BEGIN
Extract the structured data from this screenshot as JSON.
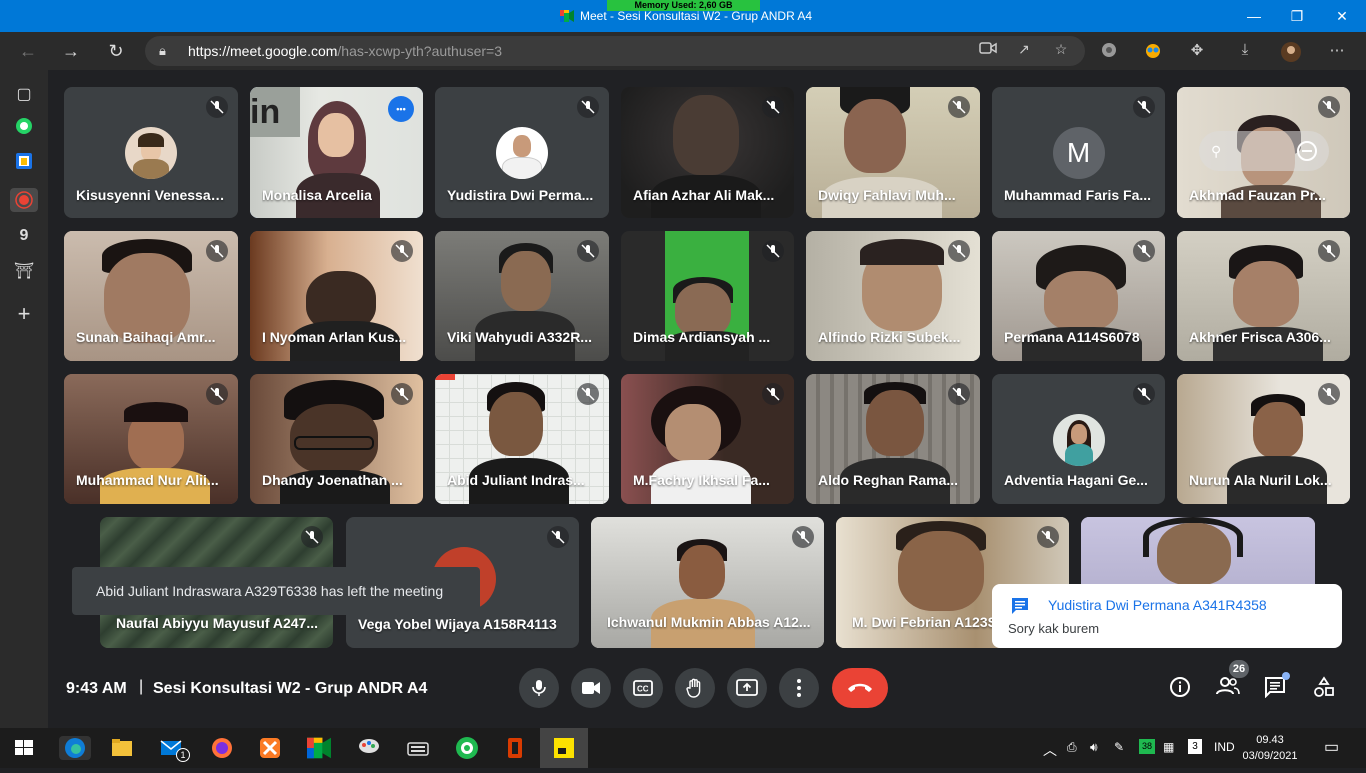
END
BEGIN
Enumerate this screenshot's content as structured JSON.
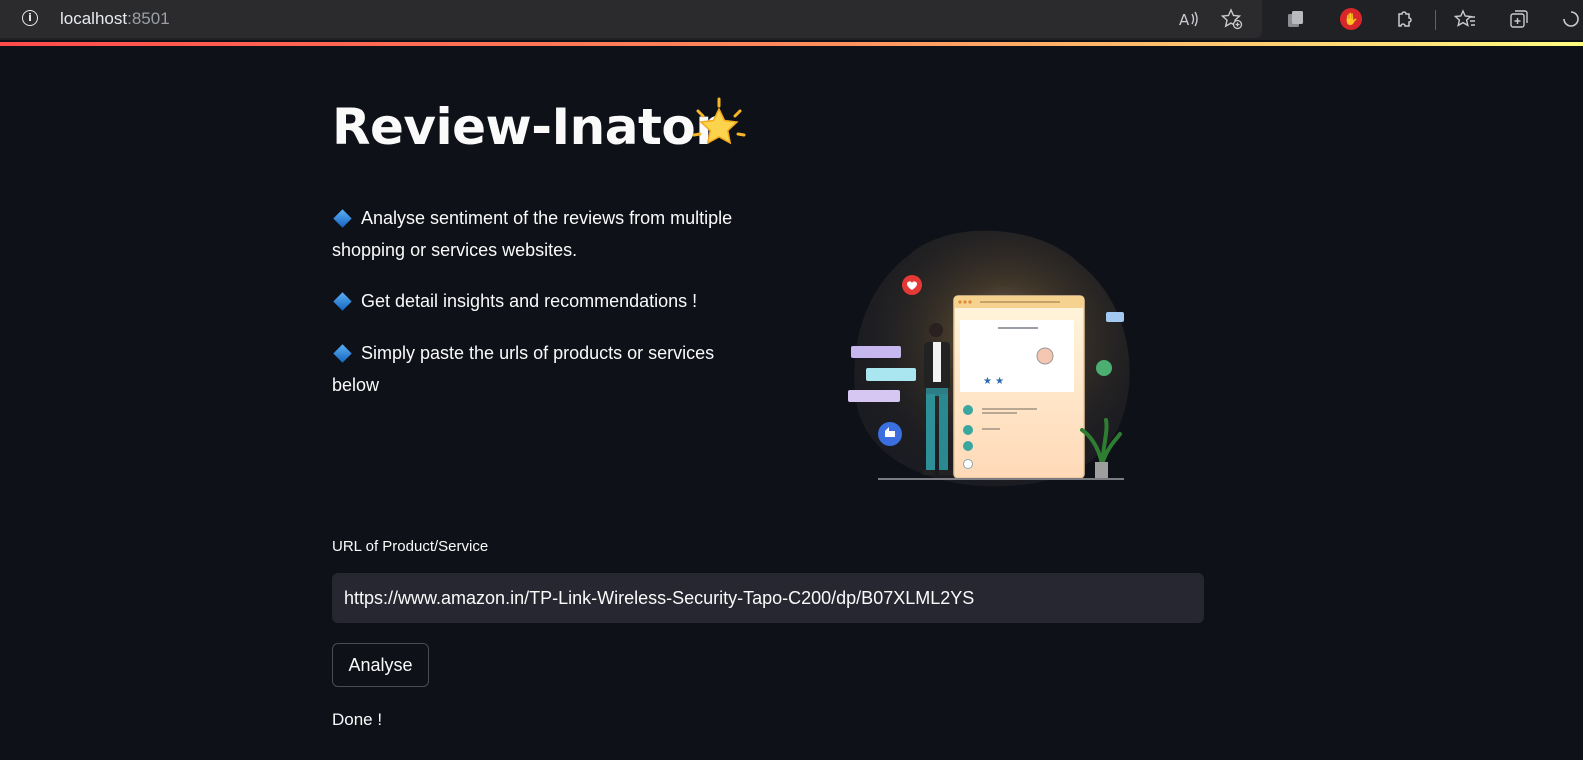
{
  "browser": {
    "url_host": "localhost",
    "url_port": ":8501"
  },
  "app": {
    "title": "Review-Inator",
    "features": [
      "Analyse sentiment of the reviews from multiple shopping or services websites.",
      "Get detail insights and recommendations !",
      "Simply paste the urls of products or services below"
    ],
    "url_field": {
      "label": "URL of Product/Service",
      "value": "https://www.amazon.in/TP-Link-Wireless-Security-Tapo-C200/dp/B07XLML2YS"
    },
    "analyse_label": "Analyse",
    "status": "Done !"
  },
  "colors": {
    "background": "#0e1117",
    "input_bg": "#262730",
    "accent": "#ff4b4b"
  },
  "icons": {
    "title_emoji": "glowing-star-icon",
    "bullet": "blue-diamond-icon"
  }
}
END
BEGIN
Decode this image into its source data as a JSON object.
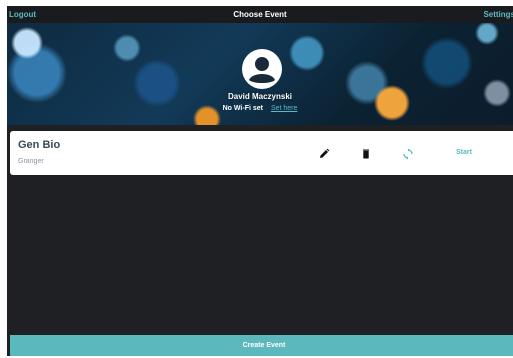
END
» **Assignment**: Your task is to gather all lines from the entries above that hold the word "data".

» **Output for this exercise**:
Extract the structured data from this screenshot as JSON.
Decode this image into its source data as a JSON object.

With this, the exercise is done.